- Divide the class into groups of 5-6.
- Have students raise their right hand.
- Reach across the circle and grab one hand.
- Raise left hand.
- Reach out and grab a DIFFERENT hand than the first one.
- Now unwind (Without letting go) to make a circle.
This game is a great one for learning names at the beginning of the school year. You can easily get an idea of student comfort levels and personalities.
- Each person comes up with a sign. (Maybe a disco dance, thumbs up, whatever you want, get creative!)
- For the 1st round, go around the circle and say your name as you do your sign.
- For the 2nd round (like “I’m going on a trip) start with one person. Do the sign and the name. Then the next person does the first persons name and sign, then adds theirs. The third person does the first person’s, then the second person’s, then adds their name and sign. Continue on until you get to the last person.
- For the 3rd round.
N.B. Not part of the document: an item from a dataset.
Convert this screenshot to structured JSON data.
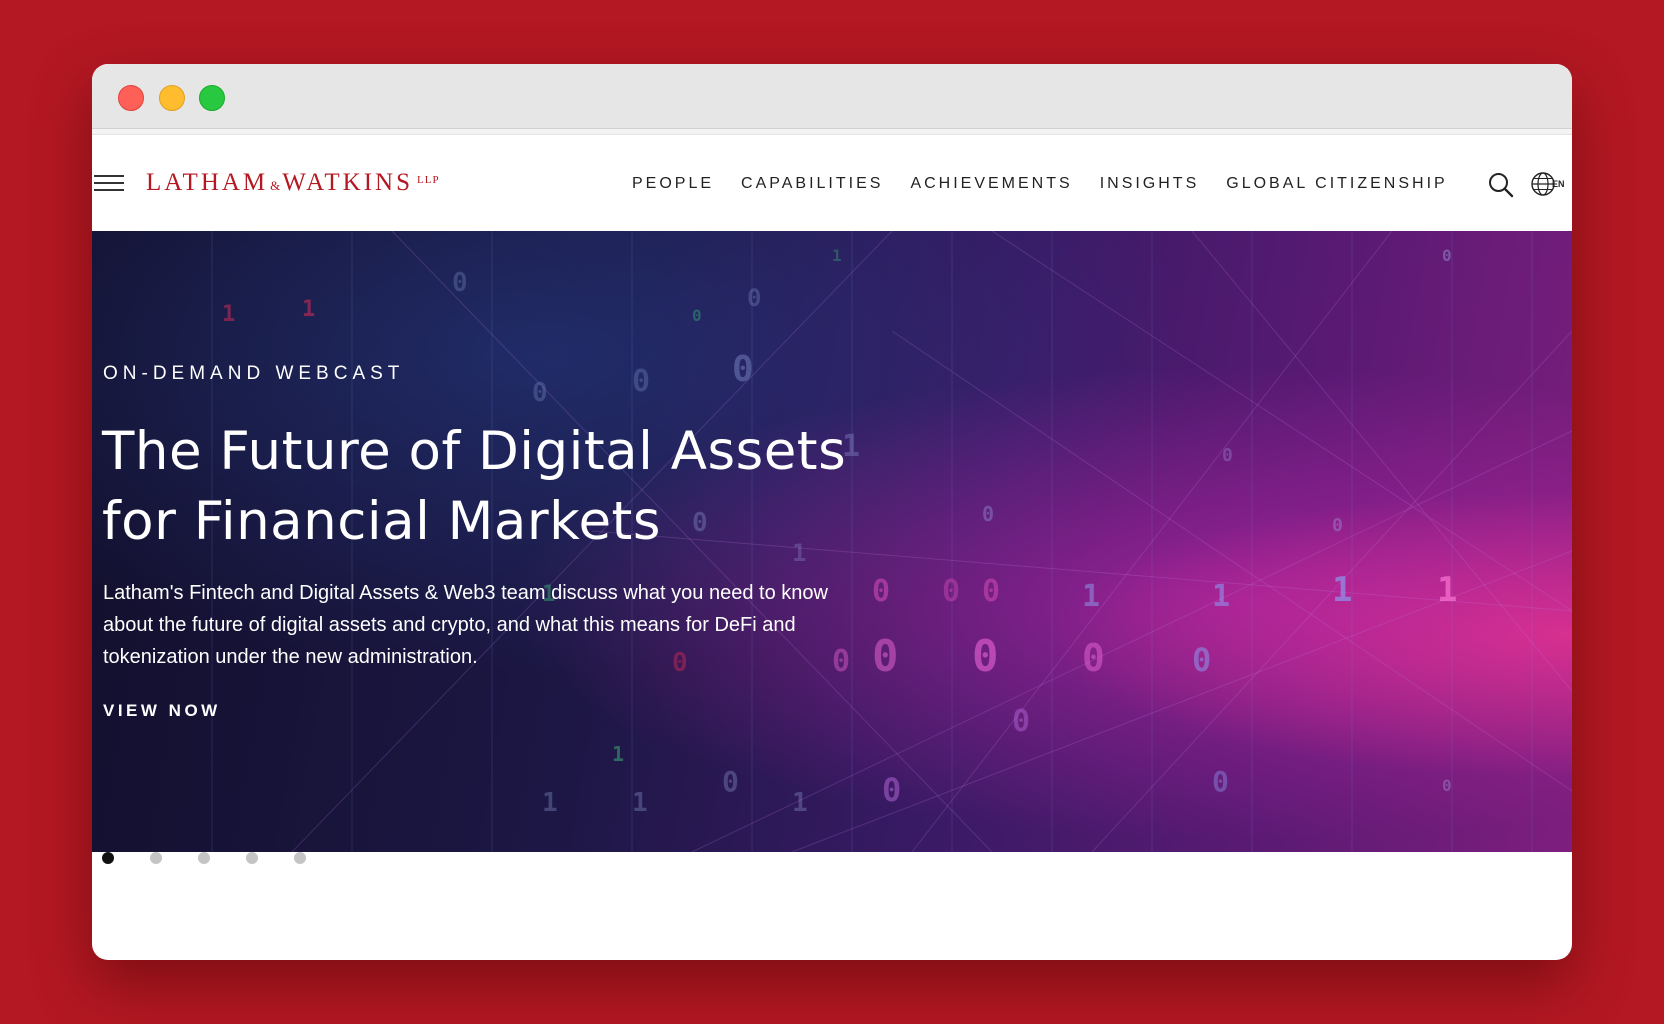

Pass the sign. So say your name and do your sign, and then pass it to another by saying their name and doing their sign.
- The 4th round is where is gets fun. This time you pass the sign (without saying names.)
- Send one person “guesser” out of the room.
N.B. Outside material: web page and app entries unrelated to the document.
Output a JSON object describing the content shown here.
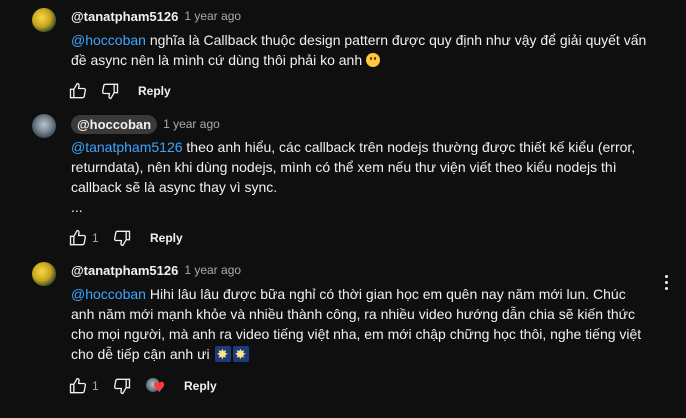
{
  "comments": [
    {
      "handle": "@tanatpham5126",
      "time": "1 year ago",
      "mention": "@hoccoban",
      "line1": " nghĩa là Callback thuộc design pattern được quy định như vậy để giải quyết vấn",
      "line2": "đề async nên là mình cứ dùng thôi phải ko anh ",
      "emoji": "slightly-smiling-face",
      "reply_label": "Reply"
    },
    {
      "handle": "@hoccoban",
      "time": "1 year ago",
      "mention": "@tanatpham5126",
      "line1": " theo anh hiểu, các callback trên nodejs thường được thiết kế kiểu (error,",
      "line2": "returndata), nên khi dùng nodejs, mình có thể xem nếu thư viện viết theo kiểu nodejs thì",
      "line3": "callback sẽ là async thay vì sync.",
      "line4": "...",
      "like_count": "1",
      "reply_label": "Reply"
    },
    {
      "handle": "@tanatpham5126",
      "time": "1 year ago",
      "mention": "@hoccoban",
      "line1": " Hihi lâu lâu được bữa nghỉ có thời gian học em quên nay năm mới lun. Chúc",
      "line2": "anh năm mới mạnh khỏe và nhiều thành công, ra nhiều video hướng dẫn chia sẽ kiến thức",
      "line3": "cho mọi người, mà anh ra video tiếng việt nha, em mới chập chững học thôi, nghe tiếng việt",
      "line4": "cho dễ tiếp cận anh ưi ",
      "emojis": [
        "fireworks",
        "fireworks"
      ],
      "like_count": "1",
      "reply_label": "Reply"
    }
  ],
  "colors": {
    "background": "#0f0f0f",
    "text": "#f1f1f1",
    "secondary_text": "#aaaaaa",
    "mention": "#3ea6ff",
    "chip": "#3a3a3a",
    "heart": "#ff3b3b"
  }
}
- Pick another person to start passing the signs.
- Invite the “guesser” back in and try to pass the signs without that person catching you.
The class must learn to support one another. This game involves everyone working together.
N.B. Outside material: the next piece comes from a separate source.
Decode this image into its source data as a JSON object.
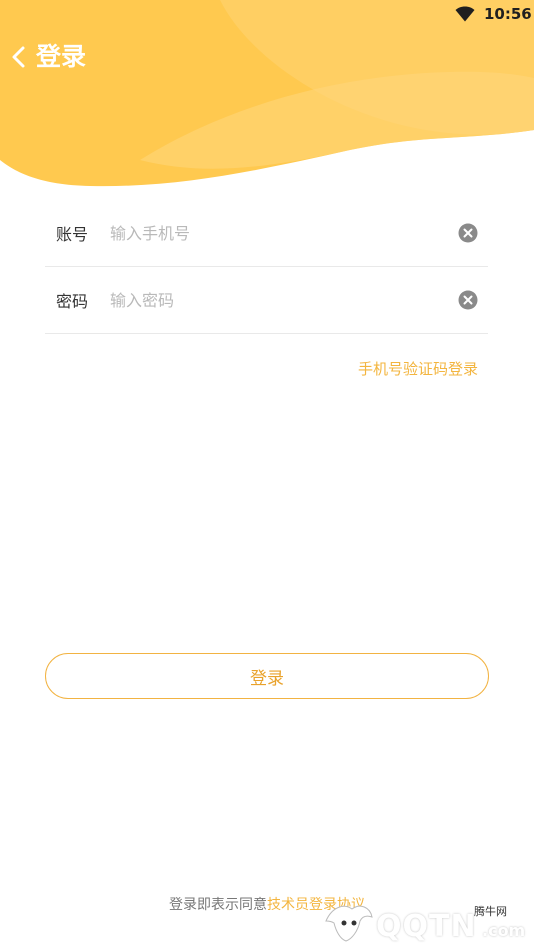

- Make a giant circle.
- Move in closer until you are shoulder to shoulder.
- Everyone turn to the right.
- Now, GENTLY sit down.
- You should all be supporting one another to sit.
I’m sure you have heard of this one before. But ordering is a great way to get your students to learn “body language.” The main rule in ordering is there is not talking. The rest is up to them.
- Pick a topic. Order by birthday, alphabetically, how many pets you have.
- Go – Students order themselves based on your instructions.
- Once ordered, have them answer the question (what’s your birthday, what does your name start with, etc.) to check how accurate they were in ordering.
Peanut Butter Pit
The goal of this one is for the entire class to get across the “peanut butter pit” without falling in and only with the given materials. (Hint: Someone is going to have to go back each time to get the rest).
- Give the class 4 boards.
- Put everyone on one side of the classroom (if it’s nice you can always try outside).
- Then have them figure out how to get everyone across.
- Rule: You cannot throw the boards. The only way to move them is to HAND them to another person.
- If someone falls off, they have to go back to the start side (just that person, not the entire group.)
This is a really good way to assess if students know your expectations. This is a great game to play after the first week of school or throughout the year to review your procedures and expectations. (You can get charade FREEBIES in this article: 4 Fun Ways to Ensure Your Expectations are Met).
- Divide the class into groups of 3-4 students.
- Handout a charade card for each round.
- The groups act out the procedure. (They get 10 secs to plan before “performing.”)
4 Corners of Fear
I think almost everyone knows how to play 4 corners. This time, take away the “guesser” and get an idea of how your students feel.
- Label the corners 1-4. 1 is not at all. 2 is kind of. 3 I am fearful. 4 -Terrified.
- Call out situations and have the students go to that corner. This is a good way to let students know they aren’t alone in their fears.
- Examples of fears: sharks, the dark, spiders, math tests, cold, scary movies, reading in front of a group, being in a talent show, etc.)
4 Corners of Love
Just like 4 Corners of Fear but change all topics to things you love. Examples – horses, dogs, writing, math, singing, sports, etc.
Create a small bulletin board or graffiti wall where kids can write compliments. Encourage them to focus on the inside. What attributes are really at the core of someone.
More articles from the Classroom Management Series: (Just Click the Pink Text)